I’d only been on the river for a couple of hours. I could have gone on downriver, picking up fish here and there, but somehow I felt as though I’d had my due, and the lawnmower beckoned. Brownie points need to be accumulated.

On other, perhaps greedier days, I’ve had thirty or forty fish, over a few hours. It was unusual not to include half a dozen chub, some roach, and a nice dace or two, but it didn’t really matter. It was Sunday, and they may have been at church. The nice thing about the simple way is that you can pick it up and put it down as you fancy. Settling into a swim is nice too, especially on rainy days, but once I’ve set up with all the kit around me I never feel much like moving.

Neil was walking back from the main river too. ‘Any good,’ I asked. ‘No,’ he replied. ‘One knock that came to nothing. Lots of weed coming down. What about you.’ ‘A few small ones,’ I said, not wanting to sound too clever. Swish, swish, went his crinkly blue over-trousers, and to relieve his creased shoulders he hoiked-up his heavy load a couple of times on the way back to the cars. He talked meaningfully of diamond-hard HNV boilies, bites that take the rod out of the rest, and chub’s throat teeth.

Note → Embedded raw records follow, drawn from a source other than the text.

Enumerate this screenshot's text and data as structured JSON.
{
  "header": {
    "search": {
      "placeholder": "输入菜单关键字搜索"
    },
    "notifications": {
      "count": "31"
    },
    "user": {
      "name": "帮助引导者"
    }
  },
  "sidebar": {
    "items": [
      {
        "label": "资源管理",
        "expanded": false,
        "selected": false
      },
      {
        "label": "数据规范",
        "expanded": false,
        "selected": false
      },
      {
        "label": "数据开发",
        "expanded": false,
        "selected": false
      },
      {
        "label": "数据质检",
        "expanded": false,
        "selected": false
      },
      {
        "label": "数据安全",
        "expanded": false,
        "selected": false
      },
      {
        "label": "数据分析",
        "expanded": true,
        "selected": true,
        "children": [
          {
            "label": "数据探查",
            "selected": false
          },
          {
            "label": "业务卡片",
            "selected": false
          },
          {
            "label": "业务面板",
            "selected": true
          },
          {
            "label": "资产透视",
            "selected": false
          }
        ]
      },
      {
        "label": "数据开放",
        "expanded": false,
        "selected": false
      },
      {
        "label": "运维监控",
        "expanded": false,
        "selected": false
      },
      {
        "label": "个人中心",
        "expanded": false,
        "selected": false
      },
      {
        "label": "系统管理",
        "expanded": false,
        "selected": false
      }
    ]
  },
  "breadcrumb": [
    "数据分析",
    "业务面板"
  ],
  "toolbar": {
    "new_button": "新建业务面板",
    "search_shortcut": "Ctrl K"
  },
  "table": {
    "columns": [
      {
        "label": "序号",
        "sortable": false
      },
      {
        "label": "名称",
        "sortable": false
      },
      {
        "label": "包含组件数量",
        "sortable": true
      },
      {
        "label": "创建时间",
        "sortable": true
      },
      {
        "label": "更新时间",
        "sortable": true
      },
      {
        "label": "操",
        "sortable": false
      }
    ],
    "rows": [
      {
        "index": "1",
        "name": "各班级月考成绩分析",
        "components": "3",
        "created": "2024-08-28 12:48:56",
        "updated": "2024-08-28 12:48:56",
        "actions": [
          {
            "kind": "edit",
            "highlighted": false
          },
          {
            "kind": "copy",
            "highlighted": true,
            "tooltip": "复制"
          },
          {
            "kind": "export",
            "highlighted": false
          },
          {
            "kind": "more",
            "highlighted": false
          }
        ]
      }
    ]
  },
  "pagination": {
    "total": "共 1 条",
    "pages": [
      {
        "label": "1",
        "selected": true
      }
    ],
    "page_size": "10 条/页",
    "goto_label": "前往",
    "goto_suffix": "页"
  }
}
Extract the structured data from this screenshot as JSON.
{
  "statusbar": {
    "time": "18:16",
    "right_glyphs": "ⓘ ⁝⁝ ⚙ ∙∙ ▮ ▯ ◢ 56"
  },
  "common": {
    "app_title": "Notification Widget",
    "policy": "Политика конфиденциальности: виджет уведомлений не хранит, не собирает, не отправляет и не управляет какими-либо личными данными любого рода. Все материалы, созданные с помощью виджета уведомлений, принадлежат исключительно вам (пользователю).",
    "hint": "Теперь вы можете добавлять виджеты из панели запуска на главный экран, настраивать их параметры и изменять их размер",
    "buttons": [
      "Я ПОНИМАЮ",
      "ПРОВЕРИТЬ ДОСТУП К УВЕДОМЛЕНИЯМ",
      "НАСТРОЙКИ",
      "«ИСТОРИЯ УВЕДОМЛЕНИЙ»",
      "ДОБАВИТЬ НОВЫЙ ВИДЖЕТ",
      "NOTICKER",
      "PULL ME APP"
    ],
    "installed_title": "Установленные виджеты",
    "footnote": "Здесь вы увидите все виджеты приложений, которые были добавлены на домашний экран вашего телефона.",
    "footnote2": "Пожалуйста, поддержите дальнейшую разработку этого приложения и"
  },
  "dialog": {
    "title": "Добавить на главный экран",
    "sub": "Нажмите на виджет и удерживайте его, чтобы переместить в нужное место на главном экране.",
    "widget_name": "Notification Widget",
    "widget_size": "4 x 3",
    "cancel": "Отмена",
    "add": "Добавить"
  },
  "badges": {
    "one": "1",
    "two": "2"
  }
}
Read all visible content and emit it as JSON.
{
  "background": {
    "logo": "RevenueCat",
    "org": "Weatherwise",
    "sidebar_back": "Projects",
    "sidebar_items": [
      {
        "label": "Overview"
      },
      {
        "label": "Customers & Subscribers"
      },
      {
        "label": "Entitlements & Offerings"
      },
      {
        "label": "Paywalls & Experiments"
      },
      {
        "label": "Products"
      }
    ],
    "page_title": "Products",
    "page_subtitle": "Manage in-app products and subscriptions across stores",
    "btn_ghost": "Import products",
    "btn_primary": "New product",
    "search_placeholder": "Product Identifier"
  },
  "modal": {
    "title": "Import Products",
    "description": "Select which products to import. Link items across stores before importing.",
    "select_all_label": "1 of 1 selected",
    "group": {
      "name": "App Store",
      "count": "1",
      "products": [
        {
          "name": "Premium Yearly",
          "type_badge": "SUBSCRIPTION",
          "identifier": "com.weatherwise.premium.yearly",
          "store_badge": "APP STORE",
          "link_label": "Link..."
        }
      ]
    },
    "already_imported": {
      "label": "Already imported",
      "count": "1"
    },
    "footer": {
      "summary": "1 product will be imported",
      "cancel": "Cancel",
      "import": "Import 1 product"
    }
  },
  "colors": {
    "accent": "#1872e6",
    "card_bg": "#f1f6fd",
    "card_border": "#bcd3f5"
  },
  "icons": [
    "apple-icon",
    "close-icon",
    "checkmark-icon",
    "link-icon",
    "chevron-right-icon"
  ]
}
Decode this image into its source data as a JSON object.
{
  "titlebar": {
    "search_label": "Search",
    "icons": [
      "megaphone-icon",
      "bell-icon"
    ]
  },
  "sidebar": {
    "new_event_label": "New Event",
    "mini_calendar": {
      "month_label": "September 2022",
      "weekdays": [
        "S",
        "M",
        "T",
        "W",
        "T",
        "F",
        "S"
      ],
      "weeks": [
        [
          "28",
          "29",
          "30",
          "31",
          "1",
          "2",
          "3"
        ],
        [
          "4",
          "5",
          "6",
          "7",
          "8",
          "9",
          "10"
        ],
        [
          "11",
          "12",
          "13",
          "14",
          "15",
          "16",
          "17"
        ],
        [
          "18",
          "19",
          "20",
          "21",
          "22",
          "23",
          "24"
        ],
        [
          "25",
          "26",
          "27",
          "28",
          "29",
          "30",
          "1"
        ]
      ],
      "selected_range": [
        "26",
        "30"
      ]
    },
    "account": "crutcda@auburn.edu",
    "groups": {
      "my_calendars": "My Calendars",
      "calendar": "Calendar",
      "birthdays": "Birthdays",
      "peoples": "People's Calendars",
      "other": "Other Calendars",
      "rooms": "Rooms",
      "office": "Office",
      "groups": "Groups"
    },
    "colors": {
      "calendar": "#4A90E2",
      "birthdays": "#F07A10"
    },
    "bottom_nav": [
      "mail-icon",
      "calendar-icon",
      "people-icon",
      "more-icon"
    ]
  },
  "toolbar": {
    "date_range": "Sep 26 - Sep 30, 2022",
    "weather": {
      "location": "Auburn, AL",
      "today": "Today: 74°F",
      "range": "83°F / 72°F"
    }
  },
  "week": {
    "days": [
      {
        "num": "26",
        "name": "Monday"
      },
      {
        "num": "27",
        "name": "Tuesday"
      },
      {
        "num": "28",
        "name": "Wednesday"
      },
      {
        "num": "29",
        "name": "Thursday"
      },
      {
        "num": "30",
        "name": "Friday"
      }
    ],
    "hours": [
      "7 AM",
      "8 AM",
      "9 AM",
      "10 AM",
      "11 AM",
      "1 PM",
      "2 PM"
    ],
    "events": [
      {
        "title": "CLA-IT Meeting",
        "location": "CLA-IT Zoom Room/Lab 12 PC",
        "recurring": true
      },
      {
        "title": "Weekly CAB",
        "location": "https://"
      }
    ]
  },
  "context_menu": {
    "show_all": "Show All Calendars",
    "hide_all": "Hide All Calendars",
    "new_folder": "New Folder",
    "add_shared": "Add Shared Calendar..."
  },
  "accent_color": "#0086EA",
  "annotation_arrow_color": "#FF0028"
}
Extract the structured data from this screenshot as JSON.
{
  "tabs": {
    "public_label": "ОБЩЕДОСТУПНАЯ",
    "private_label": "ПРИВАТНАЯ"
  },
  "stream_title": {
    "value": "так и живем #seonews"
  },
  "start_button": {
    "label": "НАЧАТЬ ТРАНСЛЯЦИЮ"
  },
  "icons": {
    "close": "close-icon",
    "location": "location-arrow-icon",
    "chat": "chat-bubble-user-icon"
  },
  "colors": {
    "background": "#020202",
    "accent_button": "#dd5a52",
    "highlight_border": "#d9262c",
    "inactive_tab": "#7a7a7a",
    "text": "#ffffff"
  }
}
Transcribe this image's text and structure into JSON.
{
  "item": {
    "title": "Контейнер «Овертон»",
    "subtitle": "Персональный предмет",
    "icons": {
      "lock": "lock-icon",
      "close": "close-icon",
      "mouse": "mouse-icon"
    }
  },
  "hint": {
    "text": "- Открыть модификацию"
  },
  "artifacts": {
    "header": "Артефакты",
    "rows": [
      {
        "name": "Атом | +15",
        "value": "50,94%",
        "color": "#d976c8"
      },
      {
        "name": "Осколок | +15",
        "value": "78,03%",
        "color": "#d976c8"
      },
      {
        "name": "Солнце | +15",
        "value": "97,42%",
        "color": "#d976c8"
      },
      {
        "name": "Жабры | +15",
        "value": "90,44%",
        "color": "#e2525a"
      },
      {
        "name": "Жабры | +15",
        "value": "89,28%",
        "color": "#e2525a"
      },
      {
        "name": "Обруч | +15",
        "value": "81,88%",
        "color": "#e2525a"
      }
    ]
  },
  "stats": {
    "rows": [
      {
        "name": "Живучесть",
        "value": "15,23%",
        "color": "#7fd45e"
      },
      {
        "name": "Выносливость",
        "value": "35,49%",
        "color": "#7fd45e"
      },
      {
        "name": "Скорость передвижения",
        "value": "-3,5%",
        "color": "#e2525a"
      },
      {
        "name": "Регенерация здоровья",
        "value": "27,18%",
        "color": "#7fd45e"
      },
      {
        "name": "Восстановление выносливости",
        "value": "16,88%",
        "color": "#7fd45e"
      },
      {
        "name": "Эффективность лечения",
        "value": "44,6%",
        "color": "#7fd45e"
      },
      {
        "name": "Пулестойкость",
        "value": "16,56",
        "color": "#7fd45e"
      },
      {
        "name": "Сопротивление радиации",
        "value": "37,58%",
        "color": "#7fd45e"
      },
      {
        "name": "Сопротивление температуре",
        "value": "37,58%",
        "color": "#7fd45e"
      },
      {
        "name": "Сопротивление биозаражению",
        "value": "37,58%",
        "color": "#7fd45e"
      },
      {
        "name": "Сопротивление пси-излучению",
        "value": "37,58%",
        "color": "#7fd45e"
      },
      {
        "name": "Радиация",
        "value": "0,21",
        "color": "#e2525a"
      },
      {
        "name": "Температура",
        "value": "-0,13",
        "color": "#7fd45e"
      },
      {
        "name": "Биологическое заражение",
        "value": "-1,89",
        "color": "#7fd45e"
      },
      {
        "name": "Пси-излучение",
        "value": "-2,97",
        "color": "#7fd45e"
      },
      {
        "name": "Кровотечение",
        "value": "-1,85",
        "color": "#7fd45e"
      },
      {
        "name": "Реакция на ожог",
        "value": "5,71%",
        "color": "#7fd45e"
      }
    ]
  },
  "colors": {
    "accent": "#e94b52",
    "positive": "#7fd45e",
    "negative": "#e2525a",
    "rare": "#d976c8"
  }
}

I know there’s more than one way through life, and more than one way of catching fish: each to his own, and all that. All things considered though, I rather thought I’d had the best of it.

John Olliff-Cooper